“We are really excited that we are doing something like this – not just from a business standpoint, but because we feel we are doing something for humanity,” said Assoolin.

“Newsight is yet another outstanding example of how Sheba’s ARC Innovation Center and the Israeli startup ecosystem are working in tandem to reinvent existing technology to battle the scourge of COVID-19,” said Dr. Eyal Zimlichman, Chief Innovation Officer at Sheba.

Doctors at Sheba’s Infectious and Tropical Diseases Department are already working with Newsight, and initial studies to determine feasibility have shown success. “We proved that we can differentiate between people who have contracted the virus and those who have not,” Assoolin said.

The results of one study demonstrated that the testing device can separate between alpha-coronaviruses (Alpha-CoV) and beta-coronaviruses (Beta-CoV) with almost 100% accuracy. Other studies performed on people infected with Dengue virus were also found to be highly accurate.

Newsight was founded four years ago, and its machine-vision products have been integrated into dozens of different devices in the automotive, robotics and advanced industrial manufacturing fields. While hyperspectral cameras are already used in hospitals, the market is limited due to the high cost of these devices, which can range from $50,000 to over $1 million. However, Newsight has now taken this technology and applied it in a cost-effective silicon chip that can be used at any type of care facility, even in a private home.

Additionally, the data set generated by the silicon chip can be applied to two models: one that detects infected people and one that identifies people without the virus. The chip is therefore ready for artificial intelligence. According to Assoolin, that means “if you take an anonymous sample, the algorithm will determine which model is a better fit.”

At present, ARC@Sheba and Newsight intend to establish a joint incubator company. Then, they will pursue US FDA approval.

“We will get FDA approval and commercialize as fast as possible,” Assoolin said. “But, I imagine many on the market will be willing to test the solution even before that happens.”

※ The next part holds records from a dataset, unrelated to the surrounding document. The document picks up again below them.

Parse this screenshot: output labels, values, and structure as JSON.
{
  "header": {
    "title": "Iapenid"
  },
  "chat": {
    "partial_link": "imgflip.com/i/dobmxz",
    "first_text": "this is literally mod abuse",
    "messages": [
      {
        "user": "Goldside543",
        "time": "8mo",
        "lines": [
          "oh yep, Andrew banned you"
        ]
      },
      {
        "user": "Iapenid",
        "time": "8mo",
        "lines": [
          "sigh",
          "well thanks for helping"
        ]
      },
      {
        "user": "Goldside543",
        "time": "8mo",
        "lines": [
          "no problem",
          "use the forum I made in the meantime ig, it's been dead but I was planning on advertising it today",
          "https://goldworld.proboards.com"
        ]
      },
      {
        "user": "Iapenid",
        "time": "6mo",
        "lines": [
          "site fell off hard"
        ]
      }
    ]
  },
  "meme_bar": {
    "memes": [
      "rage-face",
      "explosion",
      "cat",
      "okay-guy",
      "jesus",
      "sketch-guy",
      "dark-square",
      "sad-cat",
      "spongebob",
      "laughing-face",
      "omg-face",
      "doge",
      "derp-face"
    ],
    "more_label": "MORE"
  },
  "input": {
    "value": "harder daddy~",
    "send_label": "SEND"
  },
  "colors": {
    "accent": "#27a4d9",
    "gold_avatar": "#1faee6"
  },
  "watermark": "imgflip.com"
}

In fact, an artificial intelligence company in Hong Kong has already purchased a license from Newsight to develop devices to detect viruses and bacteria.